Banking on technology with the human touch

corporate

Banking on technology with the human touch



How will technology affect banks over the next five years? Is it a friend or foe? Such were the issues debated at Lombard Odier’s all-day Technology Fair on Thursday, 31 May at its Corraterie headquarters in Geneva.

No one denies that technology will transform business models and processes but views differ widely over the speed of change and the roles of big data, artificial intelligence and blockchain.

“The private bank offering of tomorrow will be a combination of human and digital interaction,” said Stéphane Monier, Chief Investment Officer, Lombard Odier Private Bank. “Technology is going to allow us to provide a more personalised client experience.”

Intelligent machines will take on more and more of the routine work, he believes, bringing even greater effectiveness and efficiency, and freeing people to concentrate on the complex, value-added services. This is particularly true of the interpersonal and emotional aspects of the advisory process.

“Just as people still want to visit a doctor despite all the advances technology has brought to medical science and made available even on the Internet, so wealth management clients still want to talk face-to-face,” said Stéphane Monier.

 

Big Data can also help better manage risk. This is true, for example, when it comes to incorporating environmental, social and governance (ESG) analysis into investment decision-making.

“ESG data is growing rapidly and globally,” said Véronique Menou, Head of ESG Portfolio & Index Research at MSCI ESG Research. “We are integrating ESG data into our investment processes to…mitigate long-term risks.”

Leslie Sita, Portfolio Manager, Lombard Odier Investment Managers agrees.

“The challenge is that different people access the data in different ways but technology is helping us to have centralised information, financial and non-financial,” she said.

As for blockchain, the shared database technology that powers cryptocurrencies such as bitcoin, opinions varied widely between game-changer to hype.

Simon Taylor, Cofounder and Blockchain Practice Lead at 11:FS, spoke up its advantages in terms of efficiency, transparency and speed, arguing that now is the time for companies to consider how this technology could benefit them.

Laurent Mélon, Lombard Odier’s Head of Product Development, T&O, challenged the speakers on how blockchain would be used in the private banking space.

Stefan Teis, Head of Blockchain at Deutsche Börse, struck a conciliatory note.  “Implementation of Blockchain/DLT in the financial sector is still evolving,” he said. “Main issues for broad usage are regulatory and legal uncertainties which need to be resolved first”

“If you don’t provide more value from the data you use and clients feel you are abusing the data without adding value to their banking experience, you risk losing client’s trust and that is a fine line,” said Martin Moeller, Digital Transformation Principal for Banking & Finance in Western Europe at Microsoft.
 

If your strategy starts with technology first, you’ve already lost. It has to start with clients first.

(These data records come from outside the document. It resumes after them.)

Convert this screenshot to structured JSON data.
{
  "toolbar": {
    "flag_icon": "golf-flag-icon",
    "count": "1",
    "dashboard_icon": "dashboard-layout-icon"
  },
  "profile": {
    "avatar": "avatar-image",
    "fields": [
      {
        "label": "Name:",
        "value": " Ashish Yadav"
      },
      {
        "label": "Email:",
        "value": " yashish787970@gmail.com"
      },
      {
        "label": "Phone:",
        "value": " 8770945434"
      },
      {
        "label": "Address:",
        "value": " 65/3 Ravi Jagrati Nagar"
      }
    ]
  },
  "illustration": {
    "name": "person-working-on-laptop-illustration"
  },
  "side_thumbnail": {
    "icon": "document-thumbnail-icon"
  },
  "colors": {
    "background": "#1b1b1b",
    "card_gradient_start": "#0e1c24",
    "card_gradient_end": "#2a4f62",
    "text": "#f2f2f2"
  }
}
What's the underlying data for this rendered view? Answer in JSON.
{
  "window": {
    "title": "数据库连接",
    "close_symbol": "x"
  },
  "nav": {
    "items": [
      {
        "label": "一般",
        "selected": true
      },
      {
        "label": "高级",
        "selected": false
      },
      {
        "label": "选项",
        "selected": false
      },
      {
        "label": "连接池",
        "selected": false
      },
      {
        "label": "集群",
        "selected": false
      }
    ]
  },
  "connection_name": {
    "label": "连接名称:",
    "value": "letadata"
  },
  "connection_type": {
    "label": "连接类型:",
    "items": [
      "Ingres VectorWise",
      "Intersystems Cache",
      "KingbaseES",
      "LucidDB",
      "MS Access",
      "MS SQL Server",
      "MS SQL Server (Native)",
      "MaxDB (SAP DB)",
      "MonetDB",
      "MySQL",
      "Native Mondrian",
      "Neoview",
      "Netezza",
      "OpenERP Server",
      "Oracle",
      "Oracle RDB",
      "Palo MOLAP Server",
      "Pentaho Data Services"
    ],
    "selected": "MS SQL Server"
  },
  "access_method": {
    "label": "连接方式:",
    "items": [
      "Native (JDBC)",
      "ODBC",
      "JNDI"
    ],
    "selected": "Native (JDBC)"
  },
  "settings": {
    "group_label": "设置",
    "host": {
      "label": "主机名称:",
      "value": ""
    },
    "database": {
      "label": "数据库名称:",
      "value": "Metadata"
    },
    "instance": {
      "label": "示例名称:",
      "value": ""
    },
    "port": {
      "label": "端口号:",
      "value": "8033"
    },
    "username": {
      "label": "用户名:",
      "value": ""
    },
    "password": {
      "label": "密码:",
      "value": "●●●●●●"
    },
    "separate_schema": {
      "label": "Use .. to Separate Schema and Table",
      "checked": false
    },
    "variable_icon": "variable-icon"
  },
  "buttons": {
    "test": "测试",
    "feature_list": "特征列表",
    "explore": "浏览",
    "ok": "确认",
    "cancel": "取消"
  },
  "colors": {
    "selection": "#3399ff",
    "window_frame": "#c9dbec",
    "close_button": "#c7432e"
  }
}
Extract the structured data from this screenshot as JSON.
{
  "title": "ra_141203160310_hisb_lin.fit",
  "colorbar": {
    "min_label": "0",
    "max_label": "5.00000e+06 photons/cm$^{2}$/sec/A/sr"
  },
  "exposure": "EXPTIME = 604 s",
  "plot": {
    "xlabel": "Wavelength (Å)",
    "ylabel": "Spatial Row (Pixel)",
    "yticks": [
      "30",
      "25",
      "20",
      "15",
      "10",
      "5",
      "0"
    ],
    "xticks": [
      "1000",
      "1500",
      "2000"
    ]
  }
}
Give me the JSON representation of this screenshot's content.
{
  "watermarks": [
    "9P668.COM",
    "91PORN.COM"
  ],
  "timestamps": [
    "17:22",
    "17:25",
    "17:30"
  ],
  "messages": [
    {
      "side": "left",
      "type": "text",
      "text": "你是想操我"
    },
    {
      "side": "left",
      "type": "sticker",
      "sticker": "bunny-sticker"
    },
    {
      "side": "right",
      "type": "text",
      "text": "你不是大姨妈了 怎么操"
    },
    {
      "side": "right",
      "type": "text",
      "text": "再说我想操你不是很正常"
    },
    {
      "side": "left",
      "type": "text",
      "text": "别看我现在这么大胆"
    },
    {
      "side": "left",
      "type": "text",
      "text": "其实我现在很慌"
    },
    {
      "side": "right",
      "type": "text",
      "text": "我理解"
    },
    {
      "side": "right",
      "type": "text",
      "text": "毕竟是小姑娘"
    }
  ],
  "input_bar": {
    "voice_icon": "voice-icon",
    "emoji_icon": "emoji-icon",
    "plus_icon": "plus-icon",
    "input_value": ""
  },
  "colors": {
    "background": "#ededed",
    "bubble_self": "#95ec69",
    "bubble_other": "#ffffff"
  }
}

How can banks personalise data and make the connections between data sets necessary to create real added value for clients?

The future lies in structured data – that is data organised in a highly manageable way. Many banks are still far from being able to retrieve or organise all their data in a useful way.

Our Technology Fair also offered a wide range of experiences from time travel back to the 50s when we acquired our first computer to a virtual tour inside our new Bellevue headquarters. Other booths offered advice on protecting your cyber security and an android that interprets emotions.

The future was brought closer with a demonstration of quantum computing while the present was covered by the effective reporting capability from GA+, the way of modern programming an app in a hackathon, and the My LO solutions for internal and external users.

It was no accident that this futuristic event was held in Lombard Odier's historic headquarters. Throughout our 222-year history, we have continually reinvented ourselves to remain relevant and we have never shied away from adapting and using new technologies. That's particularly true of our digital innovation since 1957 – the year we first embraced the computer age.

Important information

This document is issued by Bank Lombard Odier & Co Ltd or an entity of the Group (hereinafter “Lombard Odier”). It is not intended for distribution, publication, or use in any jurisdiction where such distribution, publication, or use would be unlawful, nor is it aimed at any person or entity to whom it would be unlawful to address such a document. This document was not prepared by the Financial Research Department of Lombard Odier.

Read more.